§ **WORK ORDER**
Without changing anything, set down every line shown below.

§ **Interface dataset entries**

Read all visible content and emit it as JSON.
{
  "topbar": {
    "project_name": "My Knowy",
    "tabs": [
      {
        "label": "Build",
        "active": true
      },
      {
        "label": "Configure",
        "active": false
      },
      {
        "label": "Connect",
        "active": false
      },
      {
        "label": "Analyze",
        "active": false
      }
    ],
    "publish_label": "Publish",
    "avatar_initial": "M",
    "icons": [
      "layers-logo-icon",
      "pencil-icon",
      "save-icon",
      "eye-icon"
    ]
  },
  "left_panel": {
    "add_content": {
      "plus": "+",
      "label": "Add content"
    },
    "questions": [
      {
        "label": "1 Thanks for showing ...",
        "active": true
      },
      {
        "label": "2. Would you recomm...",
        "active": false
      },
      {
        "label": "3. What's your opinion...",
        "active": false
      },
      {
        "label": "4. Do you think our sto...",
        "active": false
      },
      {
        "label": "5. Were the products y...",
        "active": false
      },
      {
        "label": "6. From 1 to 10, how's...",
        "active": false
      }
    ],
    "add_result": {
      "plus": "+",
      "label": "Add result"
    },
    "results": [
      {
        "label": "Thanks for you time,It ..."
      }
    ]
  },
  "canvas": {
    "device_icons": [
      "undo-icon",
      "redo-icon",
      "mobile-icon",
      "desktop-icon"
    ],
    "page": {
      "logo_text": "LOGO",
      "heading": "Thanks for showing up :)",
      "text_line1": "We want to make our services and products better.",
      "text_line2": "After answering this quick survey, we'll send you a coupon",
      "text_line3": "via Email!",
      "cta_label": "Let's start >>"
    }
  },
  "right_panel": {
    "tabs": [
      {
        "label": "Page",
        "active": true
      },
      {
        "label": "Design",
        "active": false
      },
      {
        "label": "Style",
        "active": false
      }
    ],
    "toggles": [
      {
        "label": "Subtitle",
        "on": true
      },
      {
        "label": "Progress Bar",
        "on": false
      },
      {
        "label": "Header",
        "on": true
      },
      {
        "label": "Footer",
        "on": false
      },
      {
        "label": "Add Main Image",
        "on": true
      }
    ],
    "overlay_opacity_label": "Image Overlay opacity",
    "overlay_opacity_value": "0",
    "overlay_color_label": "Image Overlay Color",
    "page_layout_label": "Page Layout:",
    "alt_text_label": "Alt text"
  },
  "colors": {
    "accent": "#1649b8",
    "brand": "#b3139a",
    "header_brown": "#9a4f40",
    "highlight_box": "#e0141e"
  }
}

§ **EXERCISE SOLUTION**
Read all visible content and emit it as JSON.
{
  "topbar": {
    "project_name": "My Knowy",
    "tabs": [
      {
        "label": "Build",
        "active": true
      },
      {
        "label": "Configure",
        "active": false
      },
      {
        "label": "Connect",
        "active": false
      },
      {
        "label": "Analyze",
        "active": false
      }
    ],
    "publish_label": "Publish",
    "avatar_initial": "M",
    "icons": [
      "layers-logo-icon",
      "pencil-icon",
      "save-icon",
      "eye-icon"
    ]
  },
  "left_panel": {
    "add_content": {
      "plus": "+",
      "label": "Add content"
    },
    "questions": [
      {
        "label": "1 Thanks for showing ...",
        "active": true
      },
      {
        "label": "2. Would you recomm...",
        "active": false
      },
      {
        "label": "3. What's your opinion...",
        "active": false
      },
      {
        "label": "4. Do you think our sto...",
        "active": false
      },
      {
        "label": "5. Were the products y...",
        "active": false
      },
      {
        "label": "6. From 1 to 10, how's...",
        "active": false
      }
    ],
    "add_result": {
      "plus": "+",
      "label": "Add result"
    },
    "results": [
      {
        "label": "Thanks for you time,It ..."
      }
    ]
  },
  "canvas": {
    "device_icons": [
      "undo-icon",
      "redo-icon",
      "mobile-icon",
      "desktop-icon"
    ],
    "page": {
      "logo_text": "LOGO",
      "heading": "Thanks for showing up :)",
      "text_line1": "We want to make our services and products better.",
      "text_line2": "After answering this quick survey, we'll send you a coupon",
      "text_line3": "via Email!",
      "cta_label": "Let's start >>"
    }
  },
  "right_panel": {
    "tabs": [
      {
        "label": "Page",
        "active": true
      },
      {
        "label": "Design",
        "active": false
      },
      {
        "label": "Style",
        "active": false
      }
    ],
    "toggles": [
      {
        "label": "Subtitle",
        "on": true
      },
      {
        "label": "Progress Bar",
        "on": false
      },
      {
        "label": "Header",
        "on": true
      },
      {
        "label": "Footer",
        "on": false
      },
      {
        "label": "Add Main Image",
        "on": true
      }
    ],
    "overlay_opacity_label": "Image Overlay opacity",
    "overlay_opacity_value": "0",
    "overlay_color_label": "Image Overlay Color",
    "page_layout_label": "Page Layout:",
    "alt_text_label": "Alt text"
  },
  "colors": {
    "accent": "#1649b8",
    "brand": "#b3139a",
    "header_brown": "#9a4f40",
    "highlight_box": "#e0141e"
  }
}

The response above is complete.